Lithium-ion batteries represent one of the best inventions of the 20th century. They have one of the highest energy-density specifications of any battery made (energy density is the quantity of energy stored in a given space or volume). Small size and high power make these batteries suitable for many portable applications. Cordless power tools, lawn equipment, and eBikes all use them. Hybrid and electric vehicles have adopted the Li-ion as their main power source, too.
All this good news is offset by the fact that most Li-ion batteries are potentially small bombs. If they’re overloaded in some way or their temperature exceeded, they can catch fire or explode. For this reason, products incorporating lithium-ion, lithium-polymer, and lithium-phosphate batteries must have some measurement capability and protection capability.
Critical Measurements and the Need for Accuracy
The secret to eliminating a lithium battery’s fire and explosion problems is to operate the battery well within its specifications. For instance, maintain the voltage in the center of the range specified. And never exceed the charging voltage or current, the maximum load current, and the operating temperature.
All of these factors should be monitored and accurately controlled. If any critical measurement isn’t correct, the system should shut down. Typically, the goal is some circuit or device connected in series with the load so that if any overload or underload occurs, all loads are automatically disconnected.

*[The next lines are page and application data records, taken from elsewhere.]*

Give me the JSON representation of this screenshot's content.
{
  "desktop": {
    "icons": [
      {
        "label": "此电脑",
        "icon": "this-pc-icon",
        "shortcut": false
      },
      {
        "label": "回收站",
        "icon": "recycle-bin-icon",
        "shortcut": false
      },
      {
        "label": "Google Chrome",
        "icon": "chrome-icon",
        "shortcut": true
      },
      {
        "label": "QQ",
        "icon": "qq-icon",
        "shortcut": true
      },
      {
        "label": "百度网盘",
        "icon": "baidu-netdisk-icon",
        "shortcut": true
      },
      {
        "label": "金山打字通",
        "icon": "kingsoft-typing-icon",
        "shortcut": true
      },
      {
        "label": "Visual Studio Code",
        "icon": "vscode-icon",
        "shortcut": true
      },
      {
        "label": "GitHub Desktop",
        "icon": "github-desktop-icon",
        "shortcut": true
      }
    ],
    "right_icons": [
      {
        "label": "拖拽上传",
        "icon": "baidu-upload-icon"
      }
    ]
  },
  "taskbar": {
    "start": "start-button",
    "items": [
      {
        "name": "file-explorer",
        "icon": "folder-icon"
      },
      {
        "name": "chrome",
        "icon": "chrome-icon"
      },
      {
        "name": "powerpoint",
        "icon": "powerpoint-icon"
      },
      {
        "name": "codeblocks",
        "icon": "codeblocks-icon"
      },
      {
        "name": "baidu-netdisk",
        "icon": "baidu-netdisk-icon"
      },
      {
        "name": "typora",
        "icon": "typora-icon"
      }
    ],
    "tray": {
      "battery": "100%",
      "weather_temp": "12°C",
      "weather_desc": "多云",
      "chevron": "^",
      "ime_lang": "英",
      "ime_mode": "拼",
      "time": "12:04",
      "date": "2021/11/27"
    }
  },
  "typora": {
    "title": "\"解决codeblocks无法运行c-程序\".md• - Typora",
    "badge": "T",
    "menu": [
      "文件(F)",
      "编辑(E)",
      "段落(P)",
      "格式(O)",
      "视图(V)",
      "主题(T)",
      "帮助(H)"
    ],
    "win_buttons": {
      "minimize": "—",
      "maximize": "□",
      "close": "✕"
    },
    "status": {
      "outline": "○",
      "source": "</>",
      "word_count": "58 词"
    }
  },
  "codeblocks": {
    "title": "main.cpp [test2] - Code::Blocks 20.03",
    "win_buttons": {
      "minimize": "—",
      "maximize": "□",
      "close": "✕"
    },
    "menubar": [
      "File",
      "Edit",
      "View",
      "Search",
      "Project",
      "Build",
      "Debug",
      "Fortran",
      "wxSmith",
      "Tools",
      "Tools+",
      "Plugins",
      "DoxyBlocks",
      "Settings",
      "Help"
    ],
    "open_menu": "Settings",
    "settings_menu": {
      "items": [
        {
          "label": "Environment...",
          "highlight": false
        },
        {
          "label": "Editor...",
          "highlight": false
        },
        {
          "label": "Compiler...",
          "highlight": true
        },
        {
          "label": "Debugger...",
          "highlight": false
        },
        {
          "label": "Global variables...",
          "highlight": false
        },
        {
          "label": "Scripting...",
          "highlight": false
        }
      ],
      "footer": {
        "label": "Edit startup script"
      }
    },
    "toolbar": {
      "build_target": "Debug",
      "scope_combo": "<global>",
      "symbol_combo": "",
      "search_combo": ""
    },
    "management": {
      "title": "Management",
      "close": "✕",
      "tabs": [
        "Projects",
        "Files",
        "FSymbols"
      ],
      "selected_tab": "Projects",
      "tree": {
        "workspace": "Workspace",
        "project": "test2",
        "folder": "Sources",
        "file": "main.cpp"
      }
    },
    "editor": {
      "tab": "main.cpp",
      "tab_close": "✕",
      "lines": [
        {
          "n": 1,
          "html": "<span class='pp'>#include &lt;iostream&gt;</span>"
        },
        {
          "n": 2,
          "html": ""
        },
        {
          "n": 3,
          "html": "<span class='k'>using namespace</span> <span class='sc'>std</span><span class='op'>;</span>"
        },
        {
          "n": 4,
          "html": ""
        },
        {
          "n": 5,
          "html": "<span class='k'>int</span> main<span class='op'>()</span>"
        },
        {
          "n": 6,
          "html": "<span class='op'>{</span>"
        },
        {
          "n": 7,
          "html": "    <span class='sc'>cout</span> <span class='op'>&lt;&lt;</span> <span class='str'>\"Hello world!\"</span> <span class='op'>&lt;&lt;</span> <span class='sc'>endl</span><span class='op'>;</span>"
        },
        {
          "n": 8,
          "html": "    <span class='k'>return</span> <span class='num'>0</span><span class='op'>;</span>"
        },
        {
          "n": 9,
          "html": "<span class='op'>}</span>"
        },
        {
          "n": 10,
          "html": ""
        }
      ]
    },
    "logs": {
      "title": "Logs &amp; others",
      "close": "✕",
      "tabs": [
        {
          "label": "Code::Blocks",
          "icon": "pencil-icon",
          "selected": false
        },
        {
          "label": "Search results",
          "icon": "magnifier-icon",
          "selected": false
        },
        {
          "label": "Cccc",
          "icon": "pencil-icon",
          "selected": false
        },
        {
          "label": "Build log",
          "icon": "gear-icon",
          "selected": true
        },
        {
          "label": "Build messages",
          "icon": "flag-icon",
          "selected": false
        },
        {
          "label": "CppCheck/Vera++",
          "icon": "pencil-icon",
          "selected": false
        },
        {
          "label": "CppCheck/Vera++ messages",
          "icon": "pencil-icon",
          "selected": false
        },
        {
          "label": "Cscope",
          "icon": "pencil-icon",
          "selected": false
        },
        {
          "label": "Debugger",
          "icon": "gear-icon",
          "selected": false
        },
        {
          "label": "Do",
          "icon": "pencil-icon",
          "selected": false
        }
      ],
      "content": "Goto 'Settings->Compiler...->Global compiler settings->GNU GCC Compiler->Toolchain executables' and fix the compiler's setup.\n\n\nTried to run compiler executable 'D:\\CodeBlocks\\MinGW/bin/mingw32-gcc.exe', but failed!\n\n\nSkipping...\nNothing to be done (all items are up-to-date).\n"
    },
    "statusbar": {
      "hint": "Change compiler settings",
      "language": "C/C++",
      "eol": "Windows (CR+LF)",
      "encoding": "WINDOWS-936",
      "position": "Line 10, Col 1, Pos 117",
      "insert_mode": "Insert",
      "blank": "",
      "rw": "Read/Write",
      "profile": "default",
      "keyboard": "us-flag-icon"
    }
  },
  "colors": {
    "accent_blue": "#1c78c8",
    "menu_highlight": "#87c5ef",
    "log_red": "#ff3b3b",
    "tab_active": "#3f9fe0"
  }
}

Another critical factor is determining the overall health of the battery. For example, battery-pack current measurements are important for gauging. Gauging determines the state of charge or health of a battery to predict the remaining battery capacity, including the maximum runtime of the powered device.
One More Factor to Consider
Operating a lithium-based battery outside of the cell manufacturer’s specified temperature range can cause a major incident. The main risk is thermal runaway, which can result in fire or explosion. To eliminate this problem and comply with existing standards requirements, the battery must be disabled whenever the cell temperature is outside this specified temperature range. Knowing when to disable the battery depends on the accuracy of the product’s temperature measurement capability.
Safety actions must be detected over a very narrow measurement range to ensure that the host device isn’t damaged. This calls for the accurate measurement of voltage, current, and temperature. So how does a designer get all of it done?
Easier Said than Done
Making precise and accurate measurements is the dominating feature of any battery protection system. This is no easy undertaking. Designing such a system is a major task with a major investment in time and money. However, that may not be necessary anymore. Texas Instruments has developed ICs that take care of all of these aspects, namely the BQ76942 and BQ76952.
Both ICs are completely integrated battery monitors with full protection functions for Li-ion, Li-polymer and LiFePO4 battery packs. The BQ76942 handles 3 to 10 series-connected cells while the BQ76952 can serve 3 to 16 cells. Both devices are designed to work with a host microcontroller and external MOSFET switches in series with the battery bus line. They measure cell voltage, current, and temperature, and then store and communicate the data. Serial I/O ports include a 400-kb/s I2C, SPI, and HDQ one-wire.
These devices have two independent ADCs—both are the delta-sigma type for high-resolution measurement. One ADC, called a coulomb counter, is dedicated to battery current measurement. A low-value resistor is connected in series with the low side of the battery. The resistor value is small (1 mΩ or less) and the ADC voltage measurement can be less than 50 mV. The other ADC is devoted to cell voltage measurements, with a precision of better than 10 mV.
The figure shows how the BQ76952 is used. Notice on the left is the battery pack where each cell is monitored. Also make note of the series resistor for current measurement at the bottom of the figure. At the top is the external series disconnect switch with its multiple MOSFETs.
Next-generation battery monitors like these, if built into products, will provide full battery safety while improving accuracy and extending runtime. Today, you must provide some of these features in the lithium battery-based product. These ICs take away most of the critical design issues and give you a product that will pass its safety certifications.
Accurate monitoring of battery voltage, current, and temperature is necessary to ensure the safe operation of battery-powered systems such as vacuum cleaners, power tools, and eBikes. The secret to effective protection of lithium-battery-powered devices is measurement accuracy. This isn’t an option in designing such portable devices. Now, you needn’t design a suitable system—Texas Instruments’ BQ76942 and BQ76952 handle it all with minimum effort on your part.